_EXERCISE OBJECTIVE_:
Provide the data again in its entirety, exactly as given.
─── RECORD EXTRACTS ───
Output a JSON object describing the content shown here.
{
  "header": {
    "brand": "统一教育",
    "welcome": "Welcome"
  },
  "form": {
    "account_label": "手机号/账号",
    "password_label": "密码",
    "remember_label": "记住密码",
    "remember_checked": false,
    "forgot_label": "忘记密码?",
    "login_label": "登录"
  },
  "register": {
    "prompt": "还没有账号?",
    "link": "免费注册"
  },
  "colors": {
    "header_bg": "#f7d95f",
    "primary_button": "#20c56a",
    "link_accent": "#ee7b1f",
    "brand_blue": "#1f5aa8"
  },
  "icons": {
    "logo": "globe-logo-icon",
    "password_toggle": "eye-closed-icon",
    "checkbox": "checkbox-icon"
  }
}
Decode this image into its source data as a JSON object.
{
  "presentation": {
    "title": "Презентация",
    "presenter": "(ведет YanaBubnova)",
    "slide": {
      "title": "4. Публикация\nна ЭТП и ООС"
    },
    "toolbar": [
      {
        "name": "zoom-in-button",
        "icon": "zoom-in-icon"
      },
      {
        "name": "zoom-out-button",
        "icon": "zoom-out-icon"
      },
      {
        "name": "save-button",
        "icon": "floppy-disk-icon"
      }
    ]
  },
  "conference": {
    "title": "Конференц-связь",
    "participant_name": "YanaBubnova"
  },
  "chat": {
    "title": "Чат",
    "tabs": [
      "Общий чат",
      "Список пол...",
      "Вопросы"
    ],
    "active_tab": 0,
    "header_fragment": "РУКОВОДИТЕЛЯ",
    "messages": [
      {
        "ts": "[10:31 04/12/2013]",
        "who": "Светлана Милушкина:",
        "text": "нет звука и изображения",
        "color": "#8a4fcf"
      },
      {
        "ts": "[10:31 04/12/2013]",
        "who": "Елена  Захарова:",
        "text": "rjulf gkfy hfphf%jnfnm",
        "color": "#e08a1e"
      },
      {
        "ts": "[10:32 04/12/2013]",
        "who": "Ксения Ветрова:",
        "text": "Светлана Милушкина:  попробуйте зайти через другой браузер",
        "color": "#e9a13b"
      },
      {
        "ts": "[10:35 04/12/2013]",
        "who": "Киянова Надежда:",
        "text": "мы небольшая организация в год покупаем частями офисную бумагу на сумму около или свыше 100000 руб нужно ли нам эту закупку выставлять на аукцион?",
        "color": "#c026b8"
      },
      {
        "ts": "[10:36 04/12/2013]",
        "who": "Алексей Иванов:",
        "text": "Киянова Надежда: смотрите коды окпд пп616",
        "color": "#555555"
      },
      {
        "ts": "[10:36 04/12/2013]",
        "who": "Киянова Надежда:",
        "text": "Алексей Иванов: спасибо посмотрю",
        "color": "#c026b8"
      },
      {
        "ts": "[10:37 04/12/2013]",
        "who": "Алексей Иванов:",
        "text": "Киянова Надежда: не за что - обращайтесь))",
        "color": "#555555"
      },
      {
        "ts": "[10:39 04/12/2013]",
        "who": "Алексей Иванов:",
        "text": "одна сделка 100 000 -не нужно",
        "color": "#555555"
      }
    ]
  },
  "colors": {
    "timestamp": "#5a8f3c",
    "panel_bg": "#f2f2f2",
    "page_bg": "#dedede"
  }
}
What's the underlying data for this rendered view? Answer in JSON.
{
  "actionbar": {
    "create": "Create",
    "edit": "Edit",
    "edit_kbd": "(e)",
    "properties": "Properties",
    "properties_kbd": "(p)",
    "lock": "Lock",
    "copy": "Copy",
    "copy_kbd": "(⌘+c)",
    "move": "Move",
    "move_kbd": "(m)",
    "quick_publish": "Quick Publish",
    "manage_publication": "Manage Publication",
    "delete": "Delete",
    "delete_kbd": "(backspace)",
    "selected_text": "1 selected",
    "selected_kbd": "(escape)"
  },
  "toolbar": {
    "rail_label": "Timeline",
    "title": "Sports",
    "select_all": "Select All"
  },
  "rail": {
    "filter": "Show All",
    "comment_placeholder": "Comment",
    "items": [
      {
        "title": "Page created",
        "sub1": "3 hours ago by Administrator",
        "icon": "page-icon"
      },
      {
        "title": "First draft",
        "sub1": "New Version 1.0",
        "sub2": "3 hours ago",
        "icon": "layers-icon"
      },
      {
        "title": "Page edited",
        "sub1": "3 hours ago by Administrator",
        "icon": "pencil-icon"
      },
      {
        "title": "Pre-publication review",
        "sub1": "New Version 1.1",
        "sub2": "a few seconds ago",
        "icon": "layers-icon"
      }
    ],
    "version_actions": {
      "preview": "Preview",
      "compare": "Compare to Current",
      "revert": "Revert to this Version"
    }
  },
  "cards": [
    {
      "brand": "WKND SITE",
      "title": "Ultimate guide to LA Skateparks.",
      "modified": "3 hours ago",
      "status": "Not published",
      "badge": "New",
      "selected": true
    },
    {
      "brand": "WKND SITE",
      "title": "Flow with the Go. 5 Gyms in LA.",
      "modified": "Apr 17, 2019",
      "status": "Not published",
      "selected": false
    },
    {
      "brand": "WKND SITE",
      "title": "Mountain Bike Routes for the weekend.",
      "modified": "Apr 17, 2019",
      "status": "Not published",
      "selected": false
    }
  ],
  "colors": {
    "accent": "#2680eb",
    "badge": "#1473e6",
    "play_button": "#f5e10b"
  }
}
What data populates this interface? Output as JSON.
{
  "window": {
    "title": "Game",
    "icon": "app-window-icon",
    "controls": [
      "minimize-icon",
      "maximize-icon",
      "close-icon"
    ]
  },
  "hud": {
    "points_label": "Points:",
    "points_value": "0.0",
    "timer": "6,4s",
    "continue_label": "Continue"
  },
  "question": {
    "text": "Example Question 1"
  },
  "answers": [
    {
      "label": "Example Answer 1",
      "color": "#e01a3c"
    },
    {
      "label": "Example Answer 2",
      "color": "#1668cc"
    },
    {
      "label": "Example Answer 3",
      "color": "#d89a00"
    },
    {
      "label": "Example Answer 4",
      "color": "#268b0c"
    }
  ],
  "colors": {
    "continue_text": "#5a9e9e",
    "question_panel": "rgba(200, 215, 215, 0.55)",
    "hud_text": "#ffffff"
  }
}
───
_RESPONSE TO THE TASK_:
Output a JSON object describing the content shown here.
{
  "header": {
    "brand": "统一教育",
    "welcome": "Welcome"
  },
  "form": {
    "account_label": "手机号/账号",
    "password_label": "密码",
    "remember_label": "记住密码",
    "remember_checked": false,
    "forgot_label": "忘记密码?",
    "login_label": "登录"
  },
  "register": {
    "prompt": "还没有账号?",
    "link": "免费注册"
  },
  "colors": {
    "header_bg": "#f7d95f",
    "primary_button": "#20c56a",
    "link_accent": "#ee7b1f",
    "brand_blue": "#1f5aa8"
  },
  "icons": {
    "logo": "globe-logo-icon",
    "password_toggle": "eye-closed-icon",
    "checkbox": "checkbox-icon"
  }
}
Decode this image into its source data as a JSON object.
{
  "presentation": {
    "title": "Презентация",
    "presenter": "(ведет YanaBubnova)",
    "slide": {
      "title": "4. Публикация\nна ЭТП и ООС"
    },
    "toolbar": [
      {
        "name": "zoom-in-button",
        "icon": "zoom-in-icon"
      },
      {
        "name": "zoom-out-button",
        "icon": "zoom-out-icon"
      },
      {
        "name": "save-button",
        "icon": "floppy-disk-icon"
      }
    ]
  },
  "conference": {
    "title": "Конференц-связь",
    "participant_name": "YanaBubnova"
  },
  "chat": {
    "title": "Чат",
    "tabs": [
      "Общий чат",
      "Список пол...",
      "Вопросы"
    ],
    "active_tab": 0,
    "header_fragment": "РУКОВОДИТЕЛЯ",
    "messages": [
      {
        "ts": "[10:31 04/12/2013]",
        "who": "Светлана Милушкина:",
        "text": "нет звука и изображения",
        "color": "#8a4fcf"
      },
      {
        "ts": "[10:31 04/12/2013]",
        "who": "Елена  Захарова:",
        "text": "rjulf gkfy hfphf%jnfnm",
        "color": "#e08a1e"
      },
      {
        "ts": "[10:32 04/12/2013]",
        "who": "Ксения Ветрова:",
        "text": "Светлана Милушкина:  попробуйте зайти через другой браузер",
        "color": "#e9a13b"
      },
      {
        "ts": "[10:35 04/12/2013]",
        "who": "Киянова Надежда:",
        "text": "мы небольшая организация в год покупаем частями офисную бумагу на сумму около или свыше 100000 руб нужно ли нам эту закупку выставлять на аукцион?",
        "color": "#c026b8"
      },
      {
        "ts": "[10:36 04/12/2013]",
        "who": "Алексей Иванов:",
        "text": "Киянова Надежда: смотрите коды окпд пп616",
        "color": "#555555"
      },
      {
        "ts": "[10:36 04/12/2013]",
        "who": "Киянова Надежда:",
        "text": "Алексей Иванов: спасибо посмотрю",
        "color": "#c026b8"
      },
      {
        "ts": "[10:37 04/12/2013]",
        "who": "Алексей Иванов:",
        "text": "Киянова Надежда: не за что - обращайтесь))",
        "color": "#555555"
      },
      {
        "ts": "[10:39 04/12/2013]",
        "who": "Алексей Иванов:",
        "text": "одна сделка 100 000 -не нужно",
        "color": "#555555"
      }
    ]
  },
  "colors": {
    "timestamp": "#5a8f3c",
    "panel_bg": "#f2f2f2",
    "page_bg": "#dedede"
  }
}
What's the underlying data for this rendered view? Answer in JSON.
{
  "actionbar": {
    "create": "Create",
    "edit": "Edit",
    "edit_kbd": "(e)",
    "properties": "Properties",
    "properties_kbd": "(p)",
    "lock": "Lock",
    "copy": "Copy",
    "copy_kbd": "(⌘+c)",
    "move": "Move",
    "move_kbd": "(m)",
    "quick_publish": "Quick Publish",
    "manage_publication": "Manage Publication",
    "delete": "Delete",
    "delete_kbd": "(backspace)",
    "selected_text": "1 selected",
    "selected_kbd": "(escape)"
  },
  "toolbar": {
    "rail_label": "Timeline",
    "title": "Sports",
    "select_all": "Select All"
  },
  "rail": {
    "filter": "Show All",
    "comment_placeholder": "Comment",
    "items": [
      {
        "title": "Page created",
        "sub1": "3 hours ago by Administrator",
        "icon": "page-icon"
      },
      {
        "title": "First draft",
        "sub1": "New Version 1.0",
        "sub2": "3 hours ago",
        "icon": "layers-icon"
      },
      {
        "title": "Page edited",
        "sub1": "3 hours ago by Administrator",
        "icon": "pencil-icon"
      },
      {
        "title": "Pre-publication review",
        "sub1": "New Version 1.1",
        "sub2": "a few seconds ago",
        "icon": "layers-icon"
      }
    ],
    "version_actions": {
      "preview": "Preview",
      "compare": "Compare to Current",
      "revert": "Revert to this Version"
    }
  },
  "cards": [
    {
      "brand": "WKND SITE",
      "title": "Ultimate guide to LA Skateparks.",
      "modified": "3 hours ago",
      "status": "Not published",
      "badge": "New",
      "selected": true
    },
    {
      "brand": "WKND SITE",
      "title": "Flow with the Go. 5 Gyms in LA.",
      "modified": "Apr 17, 2019",
      "status": "Not published",
      "selected": false
    },
    {
      "brand": "WKND SITE",
      "title": "Mountain Bike Routes for the weekend.",
      "modified": "Apr 17, 2019",
      "status": "Not published",
      "selected": false
    }
  ],
  "colors": {
    "accent": "#2680eb",
    "badge": "#1473e6",
    "play_button": "#f5e10b"
  }
}
What data populates this interface? Output as JSON.
{
  "window": {
    "title": "Game",
    "icon": "app-window-icon",
    "controls": [
      "minimize-icon",
      "maximize-icon",
      "close-icon"
    ]
  },
  "hud": {
    "points_label": "Points:",
    "points_value": "0.0",
    "timer": "6,4s",
    "continue_label": "Continue"
  },
  "question": {
    "text": "Example Question 1"
  },
  "answers": [
    {
      "label": "Example Answer 1",
      "color": "#e01a3c"
    },
    {
      "label": "Example Answer 2",
      "color": "#1668cc"
    },
    {
      "label": "Example Answer 3",
      "color": "#d89a00"
    },
    {
      "label": "Example Answer 4",
      "color": "#268b0c"
    }
  ],
  "colors": {
    "continue_text": "#5a9e9e",
    "question_panel": "rgba(200, 215, 215, 0.55)",
    "hud_text": "#ffffff"
  }
}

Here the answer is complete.